Our mulberry in the back yard was so overgrown. Last summer it was full and green and lush, but branches grew every which way, running into the patio roof and dipping down toward the sandbox. While I knew it needed to be cut back, I didn’t want to kill the poor thing, so I hadn’t messed with it at all. Besides, I had no idea where David kept the saw. But Mom is the kind of person who just gets stuff done without waiting for other people, so while she was in town visiting, she picked me up some supplies and we set to work.
She explained that branches growing across or entwined with each other needed to be removed so those that were left could breathe and flourish. More branches don’t always indicate a healthier tree; in fact, she pointed to a few places in our very full tree that showed spots of disease.
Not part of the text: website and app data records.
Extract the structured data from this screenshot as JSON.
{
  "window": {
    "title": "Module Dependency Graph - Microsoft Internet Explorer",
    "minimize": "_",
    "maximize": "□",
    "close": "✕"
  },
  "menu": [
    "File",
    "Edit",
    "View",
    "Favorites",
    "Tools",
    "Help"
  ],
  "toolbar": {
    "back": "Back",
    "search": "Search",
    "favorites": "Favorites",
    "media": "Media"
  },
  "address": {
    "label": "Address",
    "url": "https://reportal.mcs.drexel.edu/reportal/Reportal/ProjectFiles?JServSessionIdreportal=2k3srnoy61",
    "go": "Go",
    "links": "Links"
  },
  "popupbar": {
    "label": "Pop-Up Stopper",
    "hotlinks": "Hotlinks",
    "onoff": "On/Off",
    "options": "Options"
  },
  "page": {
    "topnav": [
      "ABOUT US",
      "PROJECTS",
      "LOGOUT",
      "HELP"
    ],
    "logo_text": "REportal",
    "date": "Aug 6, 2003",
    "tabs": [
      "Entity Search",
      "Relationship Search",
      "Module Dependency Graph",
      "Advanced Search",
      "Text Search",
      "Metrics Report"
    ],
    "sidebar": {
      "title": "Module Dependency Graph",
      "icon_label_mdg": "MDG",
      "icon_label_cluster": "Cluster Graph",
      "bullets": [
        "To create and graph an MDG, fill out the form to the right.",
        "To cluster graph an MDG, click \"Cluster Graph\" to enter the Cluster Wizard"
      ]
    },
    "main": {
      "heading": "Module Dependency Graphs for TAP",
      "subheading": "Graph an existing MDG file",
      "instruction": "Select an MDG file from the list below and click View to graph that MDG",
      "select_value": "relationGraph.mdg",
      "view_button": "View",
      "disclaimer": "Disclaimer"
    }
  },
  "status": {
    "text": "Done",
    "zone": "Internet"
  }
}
Creating space by getting rid of everything sick or superfluous would allow the tree to focus its energy on growing bigger, stronger, and more beautiful.
We sawed and trimmed, piling up countless limbs. We sealed cuts to prevent infections and pests from getting inside. At first it seemed impossible to work out some of the snarls, but slowly we began to clear away everything dead and disabling. Our shoulders ached and our hands were tired, but we could see we were making progress.
It was immensely satisfying work.
David was (understandably) worried when he saw just how much we had cut down. Would our back yard have as much precious shade this summer as we had last year? Would the tree even survive all that sawing and trimming?
Only time would tell.
It has been two months since I finished pruning our tree and it appears to have forgiven us for cutting so much of it down. All the photos in this post were taken yesterday. Our overgrown mulberry will be overgrown again before too long, because it it has new growth EVERYWHERE.
The tree is just as full and lush as last year. It looks well-tended and less jungly. It even appears to have forgiven us for cutting it; there is new growth around many of the sealed cuts.
Our tree is thriving.
And I had an epiphany.